→ **WORK TASK**
Show every line of the data that contains the string "JSON".

Top of INPUT DATA

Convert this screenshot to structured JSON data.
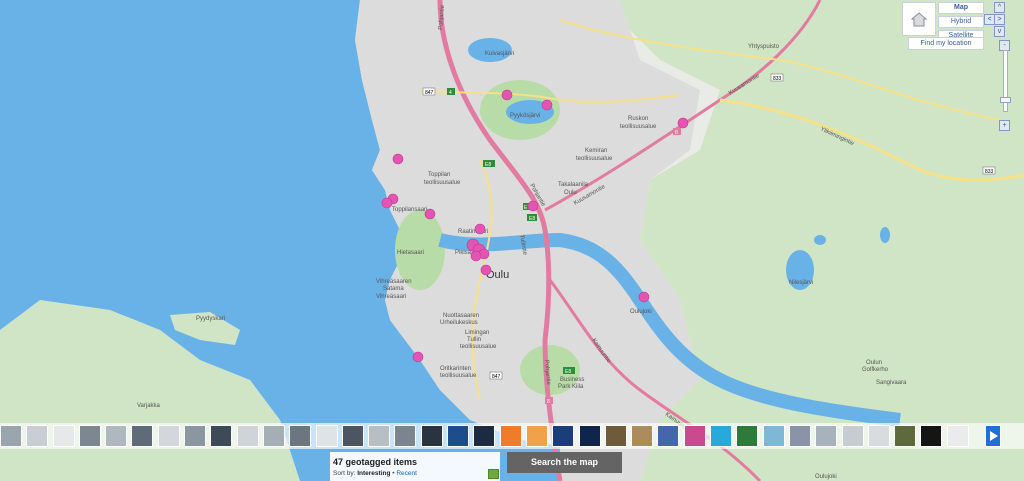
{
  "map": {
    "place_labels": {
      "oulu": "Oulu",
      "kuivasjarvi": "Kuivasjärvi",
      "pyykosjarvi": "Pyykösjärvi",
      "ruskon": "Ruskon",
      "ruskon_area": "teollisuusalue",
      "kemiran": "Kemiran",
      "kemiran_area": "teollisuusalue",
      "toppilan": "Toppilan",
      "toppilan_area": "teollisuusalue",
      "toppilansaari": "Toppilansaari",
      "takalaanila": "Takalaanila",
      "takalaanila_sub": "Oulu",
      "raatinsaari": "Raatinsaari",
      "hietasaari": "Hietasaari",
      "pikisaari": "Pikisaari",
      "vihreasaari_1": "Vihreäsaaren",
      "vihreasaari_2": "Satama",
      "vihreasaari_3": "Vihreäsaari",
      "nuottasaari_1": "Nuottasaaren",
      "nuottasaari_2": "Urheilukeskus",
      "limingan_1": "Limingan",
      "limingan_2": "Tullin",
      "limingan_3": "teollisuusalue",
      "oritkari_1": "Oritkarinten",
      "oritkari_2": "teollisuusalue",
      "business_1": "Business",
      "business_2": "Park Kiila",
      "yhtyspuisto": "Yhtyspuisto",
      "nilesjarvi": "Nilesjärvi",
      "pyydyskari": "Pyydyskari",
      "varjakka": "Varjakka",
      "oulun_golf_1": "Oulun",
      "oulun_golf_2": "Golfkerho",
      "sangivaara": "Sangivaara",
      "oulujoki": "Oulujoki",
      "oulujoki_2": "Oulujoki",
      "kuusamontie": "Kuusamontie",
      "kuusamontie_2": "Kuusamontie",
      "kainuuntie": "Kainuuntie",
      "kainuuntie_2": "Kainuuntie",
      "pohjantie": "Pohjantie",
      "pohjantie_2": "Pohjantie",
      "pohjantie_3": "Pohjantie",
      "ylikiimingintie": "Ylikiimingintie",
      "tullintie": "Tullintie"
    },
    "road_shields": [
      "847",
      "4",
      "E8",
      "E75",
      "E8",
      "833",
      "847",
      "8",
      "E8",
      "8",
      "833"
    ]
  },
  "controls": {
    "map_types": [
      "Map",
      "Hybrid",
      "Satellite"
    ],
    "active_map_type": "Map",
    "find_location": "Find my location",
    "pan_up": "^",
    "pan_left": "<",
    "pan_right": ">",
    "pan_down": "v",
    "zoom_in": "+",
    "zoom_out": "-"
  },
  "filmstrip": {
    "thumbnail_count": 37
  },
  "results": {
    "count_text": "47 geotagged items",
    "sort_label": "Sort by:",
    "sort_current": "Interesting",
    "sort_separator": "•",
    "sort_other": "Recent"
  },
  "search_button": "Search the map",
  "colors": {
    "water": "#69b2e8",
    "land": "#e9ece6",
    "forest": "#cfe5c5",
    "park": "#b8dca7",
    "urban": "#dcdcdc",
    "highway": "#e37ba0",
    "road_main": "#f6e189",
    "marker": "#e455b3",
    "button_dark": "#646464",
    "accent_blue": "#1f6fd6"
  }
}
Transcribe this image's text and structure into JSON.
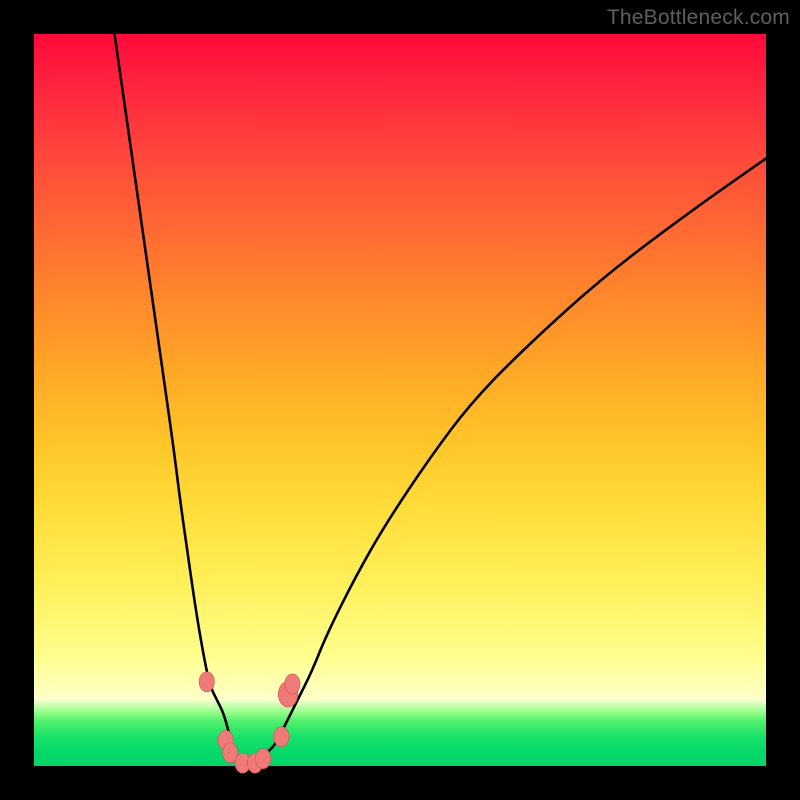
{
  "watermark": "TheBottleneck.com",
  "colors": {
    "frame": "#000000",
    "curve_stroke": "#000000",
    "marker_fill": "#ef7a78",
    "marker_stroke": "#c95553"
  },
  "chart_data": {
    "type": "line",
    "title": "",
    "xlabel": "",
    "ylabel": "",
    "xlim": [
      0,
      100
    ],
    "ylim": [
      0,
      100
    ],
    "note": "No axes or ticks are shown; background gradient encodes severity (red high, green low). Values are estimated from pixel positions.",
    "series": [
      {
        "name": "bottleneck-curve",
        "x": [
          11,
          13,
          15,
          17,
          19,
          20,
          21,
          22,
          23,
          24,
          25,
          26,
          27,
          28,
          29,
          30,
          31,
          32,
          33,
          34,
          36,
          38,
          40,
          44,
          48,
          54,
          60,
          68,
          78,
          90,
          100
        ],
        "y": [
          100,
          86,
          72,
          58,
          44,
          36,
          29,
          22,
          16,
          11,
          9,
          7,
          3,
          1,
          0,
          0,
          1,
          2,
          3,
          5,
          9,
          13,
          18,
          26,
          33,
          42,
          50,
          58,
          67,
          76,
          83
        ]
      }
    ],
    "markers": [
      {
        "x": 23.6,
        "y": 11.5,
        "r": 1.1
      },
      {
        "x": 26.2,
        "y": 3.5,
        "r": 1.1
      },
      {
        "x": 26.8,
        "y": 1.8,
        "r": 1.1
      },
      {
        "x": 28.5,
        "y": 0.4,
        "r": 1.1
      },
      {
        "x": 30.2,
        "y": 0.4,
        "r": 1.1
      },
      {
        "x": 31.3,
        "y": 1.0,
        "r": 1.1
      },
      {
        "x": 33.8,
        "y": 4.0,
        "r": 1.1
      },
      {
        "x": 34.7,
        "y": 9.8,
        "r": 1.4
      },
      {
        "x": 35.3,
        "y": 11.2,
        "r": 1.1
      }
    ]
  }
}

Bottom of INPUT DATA

→ **FINISHED EXERCISE**
Convert this screenshot to structured JSON data.
Transcribe this image's text and structure into JSON.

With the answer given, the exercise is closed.